New Delhi: Just like the humble quinoa, which has risen to global prominence as a ‘super food’, ragi or finger millet was once a subsistence crop—a poor man’s staple.
For the last four years or so, all that has changed.
“Demand for ragi has come back as people are going back to the past, to explore ancient remedies and an older way of life,” said Prashant Parameswaran, managing director of Bengaluru-based Kottaram Agro Foods Pvt. Ltd. His firm runs Soulfull, a brand of ragi-based breakfast cereals that include chocolate-filled cereals, millet muesli, ragi flakes and a masala ragi-oats meal.
Soulfull, introduced in 2012 in Bengaluru, is now sold in Mumbai, Delhi-NCR, Pune, Hyderabad, Kolkata and Kerala. “Even in smaller towns, ragi is coming back in traditional foods like ragi roti, ragi puttu and others.”
In breakfast cereals, Soulfull competes with Kellogg’s India which also sells a ragi version of its popular chocolate cereal Chocos.
Slowly, other major consumer goods players have caught on to the emergence of ragi as an alternative food. Britannia Industries Ltd’s brand Nutrichoice sells ragi cookies marketed to consumers with diabetes while MTR Foods Pvt. Ltd sells ready-to-eat ragi dosa and ragi rava idli mixes. Last month, Mint reported that powdered drink maker Rasna was launching a kids’ snack, Vitos, made of ragi.
The return to ragi is part of a growing health-food movement around the world. For the Indian farmer, this is good news.
Ragi and other plants of the vast millet family are easy to grow because of their low water requirement. “These are hardy crops, and so most farmers don’t add fertilizers or pesticides to them, as is traditional,” Parameswaran said.
“The increase in area under cultivation will come with backward integration”, which can include FMCG companies selling ragi goods or food processing firms, said Vilas Tonapi, director of the Indian Institute of Millets Research.
Tonapi said the biggest roadblock to increasing ragi cultivation is the lack of millet mills to process the crops. “As the quality of ragi being cultivated is changing, and other minor millets like foxtail are being cultivated, these need to go through the right mills,” he said. “We are working on programmes to help come up with the right machinery for millet mills.”
Moreover, the area under ragi cultivation has shrunk over the decades. “Ragi was historically an important crop but with Green Revolution and government policies, farmers moved to cultivating rice and wheat,” said Tonapi.
Karnataka, India’s largest ragi growing state, has seen a steady rise in production. Between 2011 and 2014, ragi production in the state grew 12.7% while the total area under ragi cultivation grew 4.1%. Yield per hectare has also risen steadily—according to central government data, ragi yield across the country rose 8.34% from 1,534 kg per hectare in 2005-06 to 1,662 kg per hectare in 2014-15.
Apart from Karnataka, the major ragi-cultivating states are Maharashtra, Uttarakhand, Tamil Nadu and Andhra Pradesh.

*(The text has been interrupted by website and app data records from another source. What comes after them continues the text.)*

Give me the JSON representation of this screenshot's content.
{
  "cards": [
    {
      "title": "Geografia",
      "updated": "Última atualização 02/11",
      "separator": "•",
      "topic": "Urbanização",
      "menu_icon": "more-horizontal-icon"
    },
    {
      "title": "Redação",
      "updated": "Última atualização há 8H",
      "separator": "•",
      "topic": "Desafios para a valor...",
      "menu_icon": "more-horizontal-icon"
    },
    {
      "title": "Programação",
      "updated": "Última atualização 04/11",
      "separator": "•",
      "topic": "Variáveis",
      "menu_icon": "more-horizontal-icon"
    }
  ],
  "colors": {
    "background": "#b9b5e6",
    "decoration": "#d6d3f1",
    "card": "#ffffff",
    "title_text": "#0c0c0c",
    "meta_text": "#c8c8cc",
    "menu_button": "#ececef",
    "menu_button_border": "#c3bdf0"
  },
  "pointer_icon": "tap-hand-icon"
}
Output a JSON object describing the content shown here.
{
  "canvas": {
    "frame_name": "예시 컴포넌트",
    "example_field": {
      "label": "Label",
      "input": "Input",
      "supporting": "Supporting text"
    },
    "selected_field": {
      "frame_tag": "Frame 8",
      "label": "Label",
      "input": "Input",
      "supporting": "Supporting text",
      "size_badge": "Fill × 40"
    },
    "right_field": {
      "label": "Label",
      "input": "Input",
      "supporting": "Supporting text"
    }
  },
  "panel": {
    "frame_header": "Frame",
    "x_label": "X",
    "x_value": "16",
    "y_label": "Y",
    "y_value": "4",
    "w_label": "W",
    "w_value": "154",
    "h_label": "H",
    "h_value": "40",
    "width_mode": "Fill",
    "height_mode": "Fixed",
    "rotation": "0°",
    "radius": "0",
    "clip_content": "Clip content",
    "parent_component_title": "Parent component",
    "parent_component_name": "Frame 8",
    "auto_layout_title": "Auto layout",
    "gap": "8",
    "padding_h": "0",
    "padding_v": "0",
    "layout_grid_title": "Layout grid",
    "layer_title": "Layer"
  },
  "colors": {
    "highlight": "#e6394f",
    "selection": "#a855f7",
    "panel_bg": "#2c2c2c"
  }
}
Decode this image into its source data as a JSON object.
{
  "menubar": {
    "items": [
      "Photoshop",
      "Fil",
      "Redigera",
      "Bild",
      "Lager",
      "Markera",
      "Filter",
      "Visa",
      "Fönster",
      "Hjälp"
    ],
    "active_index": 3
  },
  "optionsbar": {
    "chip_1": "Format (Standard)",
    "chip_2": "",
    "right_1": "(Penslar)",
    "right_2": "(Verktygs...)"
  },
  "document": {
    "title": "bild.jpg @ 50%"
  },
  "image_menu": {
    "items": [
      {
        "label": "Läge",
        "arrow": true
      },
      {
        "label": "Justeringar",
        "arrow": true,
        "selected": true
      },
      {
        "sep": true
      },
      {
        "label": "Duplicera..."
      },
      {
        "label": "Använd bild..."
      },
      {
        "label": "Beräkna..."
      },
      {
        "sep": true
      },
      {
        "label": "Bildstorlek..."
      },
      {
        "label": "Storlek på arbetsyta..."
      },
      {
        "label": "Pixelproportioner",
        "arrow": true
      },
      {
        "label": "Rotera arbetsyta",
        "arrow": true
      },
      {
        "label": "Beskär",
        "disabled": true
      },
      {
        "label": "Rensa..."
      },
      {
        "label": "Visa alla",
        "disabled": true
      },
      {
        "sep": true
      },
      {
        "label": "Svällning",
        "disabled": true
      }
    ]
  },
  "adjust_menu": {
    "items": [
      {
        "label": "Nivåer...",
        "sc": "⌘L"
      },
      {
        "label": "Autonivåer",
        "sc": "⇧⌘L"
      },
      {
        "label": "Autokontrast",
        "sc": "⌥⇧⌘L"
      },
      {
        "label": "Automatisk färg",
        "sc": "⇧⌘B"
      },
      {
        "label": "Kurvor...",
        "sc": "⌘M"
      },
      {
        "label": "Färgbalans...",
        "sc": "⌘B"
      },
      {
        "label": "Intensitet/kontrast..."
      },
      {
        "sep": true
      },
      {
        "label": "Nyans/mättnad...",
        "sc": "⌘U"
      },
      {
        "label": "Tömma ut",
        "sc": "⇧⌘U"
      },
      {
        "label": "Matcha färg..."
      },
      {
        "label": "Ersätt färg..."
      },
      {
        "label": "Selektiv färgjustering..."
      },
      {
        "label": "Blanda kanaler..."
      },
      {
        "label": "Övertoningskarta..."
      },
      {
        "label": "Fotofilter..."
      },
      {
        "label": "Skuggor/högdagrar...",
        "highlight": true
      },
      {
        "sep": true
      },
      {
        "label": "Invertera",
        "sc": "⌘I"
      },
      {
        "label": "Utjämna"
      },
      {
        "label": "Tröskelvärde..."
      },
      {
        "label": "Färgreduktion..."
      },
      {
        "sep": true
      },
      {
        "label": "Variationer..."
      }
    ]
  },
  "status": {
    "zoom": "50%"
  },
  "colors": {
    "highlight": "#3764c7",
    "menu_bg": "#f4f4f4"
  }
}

“The supply side is so lopsided that the prices of ragi are rising,” said Tonapi.
In the decade to December 2016, ragi prices increased 270% compared with a 113% rise in the wholesale price index for all cereals, according to data from Centre for Monitoring Indian Economy.
“The domestic and international export market for ragi can be worth approximately $4.5 billion,” said Tonapi. “If the policies of the government are right, given this demand, the area under ragi cultivation can grow 30% in the next few years.”
“In the years we worked with ragi farmers on the ground, these farmers can see ragi going into large packaged foods business,” Parameswaran said. “This will convince farmers (to switch to ragi cultivation).”